Millions of Texans are without power and thus without heat as temperatures dip to historic lows.
SHOW TRANSCRIPT

“I have never, in my 27 years that I have grown up in Texas, ever experienced something like this. This is completely new to me. It's a little bit nerve-wracking,” Areli Gonzalez said. 

No power and no heat. That’s what millions of Texans are facing as a historic winter storm grips the state.

And now there are concerns hotels are jacking up prices as people look to escape the cold. 

“We got the room at the price it was supposed to be booked at. But I did hear about [price gouging]. And it honestly made me completely upset at the fact that there are health care workers that need to get to work safely to be able to take care of people, and if they're price gouging, that's completely unfair,” Gonzalez said. 

Although she says her stay at the Marriott was a good experience, Gonzales admits she is among the very lucky few after she and a few of her coworkers rented a room just days before the storm hit.

“When we got there, it was a little bit chaotic. We saw a lot of people just kind of, like, scrambling to check in. We found out that some of -- a lot of the rooms got booked up. So they were actually turning a couple of people away," Gonzalez told Newsy. 

But other hotels like Wyndham Hotels and Resorts are under intense scrutiny after questions were raised about potential price gouging. 

A spokesperson for the Austin hotel said they do not tolerate price gouging. They say they believe the rate increase was an employee error.

The arctic blast first struck the state Monday, dropping temperatures below 5 degrees. 

Around the state: store closures, low supply of firewood and slippery roads.  

“The grocery stores are completely, a lot of people went to the grocery store to take everything. We're kind of going off of some canned goods around here. The commute to work has been nearly impossible," Gonzalez added. 

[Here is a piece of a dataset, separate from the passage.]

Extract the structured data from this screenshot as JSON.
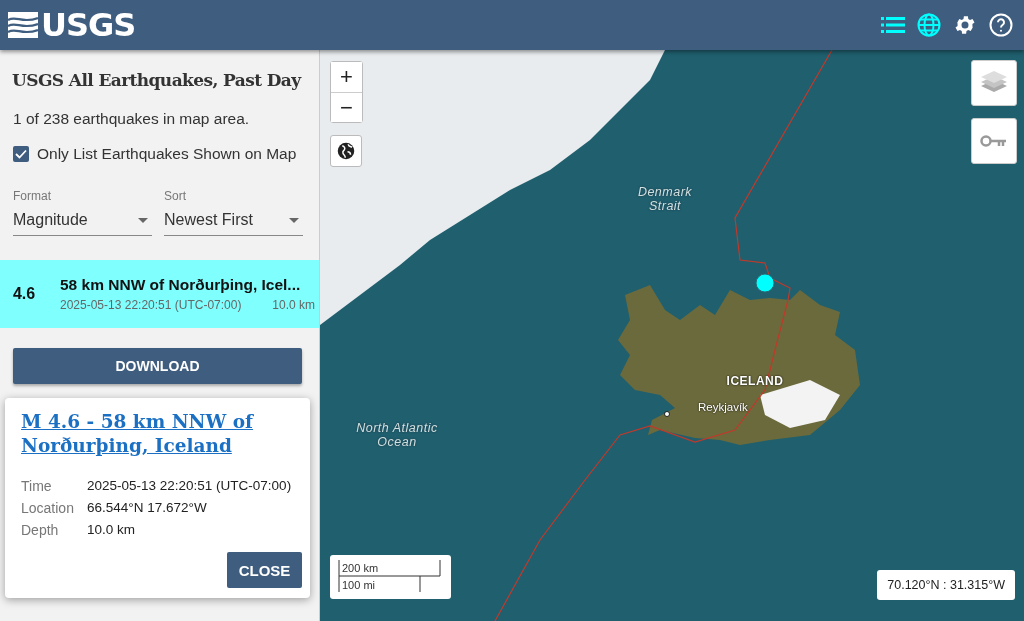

San Antonio spokesman Laura Mayes tells Newsy the city has opened a warming center to  help those still struggling without heat or electricity.  And as far as hotels attempting to price gouge, the Texas attorney general says they will be prosecuted to the fullest extent of the law.